Strengthening psychosocial work

Project description

Title: Psychosocial Support for Syrian/Iraqi Refugees and Internally Displaced People
Commissioned by: German Federal Ministry for Economic Cooperation and Development (BMZ)
Country: Jordan, Lebanon, Iraq, Turkey, Syria
Overall term: 2015 to 2022



Despite the largely military victory over the so-called Islamic State group (IS), there is still no political solution in Syria. The civilian population is bearing the brunt of the suffering. Around 400,000 people have lost their lives, and about two million have been injured. More than six million Syrians are internally displaced and a further 5.6 million have taken refuge in neighbouring countries. The host countries often have to contend with enormous challenges of their own. This results in a precarious economic, social and health situation for those seeking refuge.

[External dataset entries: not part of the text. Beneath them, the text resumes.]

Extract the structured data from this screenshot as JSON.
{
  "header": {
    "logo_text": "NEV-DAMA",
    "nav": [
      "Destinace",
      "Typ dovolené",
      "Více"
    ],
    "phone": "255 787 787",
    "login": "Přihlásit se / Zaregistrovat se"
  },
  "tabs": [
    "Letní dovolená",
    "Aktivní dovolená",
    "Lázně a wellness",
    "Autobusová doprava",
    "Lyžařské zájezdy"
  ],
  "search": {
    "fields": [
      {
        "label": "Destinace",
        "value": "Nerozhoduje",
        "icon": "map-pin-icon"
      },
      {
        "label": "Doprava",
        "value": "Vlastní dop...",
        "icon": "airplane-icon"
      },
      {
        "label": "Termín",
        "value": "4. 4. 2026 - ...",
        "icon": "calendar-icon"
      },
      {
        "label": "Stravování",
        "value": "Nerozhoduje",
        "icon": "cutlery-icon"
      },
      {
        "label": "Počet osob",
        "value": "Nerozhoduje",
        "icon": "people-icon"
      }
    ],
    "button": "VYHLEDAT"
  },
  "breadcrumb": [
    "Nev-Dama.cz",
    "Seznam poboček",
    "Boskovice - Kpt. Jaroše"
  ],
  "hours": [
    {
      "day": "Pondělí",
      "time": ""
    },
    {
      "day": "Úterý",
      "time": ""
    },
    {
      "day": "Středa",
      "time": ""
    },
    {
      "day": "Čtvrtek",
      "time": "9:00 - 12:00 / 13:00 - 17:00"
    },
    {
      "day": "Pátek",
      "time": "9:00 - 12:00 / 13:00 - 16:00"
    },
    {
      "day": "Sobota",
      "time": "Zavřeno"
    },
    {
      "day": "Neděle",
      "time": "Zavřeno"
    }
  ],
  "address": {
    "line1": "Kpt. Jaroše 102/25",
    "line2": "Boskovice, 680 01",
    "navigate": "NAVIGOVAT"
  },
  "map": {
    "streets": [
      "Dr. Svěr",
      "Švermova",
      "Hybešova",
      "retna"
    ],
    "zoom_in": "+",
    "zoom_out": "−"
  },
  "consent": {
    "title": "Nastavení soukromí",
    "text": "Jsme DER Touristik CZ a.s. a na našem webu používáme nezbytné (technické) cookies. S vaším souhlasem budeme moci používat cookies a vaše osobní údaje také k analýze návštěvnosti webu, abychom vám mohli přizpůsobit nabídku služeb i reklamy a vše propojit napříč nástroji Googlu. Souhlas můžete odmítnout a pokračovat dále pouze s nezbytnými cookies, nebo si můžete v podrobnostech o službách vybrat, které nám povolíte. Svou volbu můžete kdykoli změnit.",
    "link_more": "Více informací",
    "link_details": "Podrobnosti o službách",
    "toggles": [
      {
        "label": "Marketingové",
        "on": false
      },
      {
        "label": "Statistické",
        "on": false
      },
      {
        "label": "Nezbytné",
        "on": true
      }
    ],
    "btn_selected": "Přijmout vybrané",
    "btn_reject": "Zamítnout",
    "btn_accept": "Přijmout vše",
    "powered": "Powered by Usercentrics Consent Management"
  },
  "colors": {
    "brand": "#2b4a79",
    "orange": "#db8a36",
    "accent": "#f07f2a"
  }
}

The situation in Iraq also continues to be fraught – the country is facing the challenge of economic and social reconstruction, particularly in the large city of Mosul. Under IS rule, demoralisation set in and religious polarisation increased – factors must be taken into account in long-term reconstruction.

Many Syrians and Iraqis have experienced physical violence, the loss of relatives and other human rights violations in the course of displacement, and all of this has had an impact on their mental health and social wellbeing. The limited capacities of state and civil society and the lack of well-trained personnel make it difficult for people to come to terms with what they have experienced. Interaction between professionals is often limited and consequently their activities are not always sufficiently well coordinated. A case in point here is that not all actors follow the common principles for work in the area of Mental Health and Psychosocial Support (MHPSS) for refugees.


The level of psychosocial care for refugees in the Middle East has been improved.



Working in cooperation with state and civil society agencies in Germany and in the local region, the project improves psychosocial support for refugees and internally displaced persons (IDPs) in the Middle East. It promotes the institutionalisation of MHPSS approaches by helping projects in the area of education to create an awareness among teachers for the issues involved in work with traumatised children, for example. The project also facilitates exchange between relevant actors and strengthens expertise on the ground. To achieve these aims, the project is developing common principles, supporting the implementation of these principles, and fostering cooperation between projects that offer psychosocial support for refugees and IDPs in the region. Another focal area is the development of local MHPSS skills with the aim of establishing needs-based services on a sound footing.


In cooperation with partners, the project has developed a context-specific and gender-sensitive guidance framework on MHPSS for the crises in Syria and Iraq. This document contains information on how psychosocial approaches can be integrated into other areas of development cooperation and what good MHPSS practice looks like. The German Government presented this paper at the 2019 Brussels Conference on Syria.

Papers on capacity development in the area of MHPSS and on psychosocial support for the survivors of sexual violence have also been prepared together with partners.

The project has financed and/or organised around 30 professional exchanges, study trips and workshops in Germany and the Middle East that have enabled over 800 persons to discuss issues relating to psychosocial support.

The project is working with a team of researchers to develop an employee welfare approach for local MHPSS personnel.


To provide a better overview of MHPSS services in the project countries and avoid duplication, the project has financed a web application that MHPSS actors can use to list their activities for all users in a transparent manner.

The project is supporting other GIZ projects and civil society initiatives that wish to integrate these psychosocial approaches into their work in areas such as employment promotion for refugees.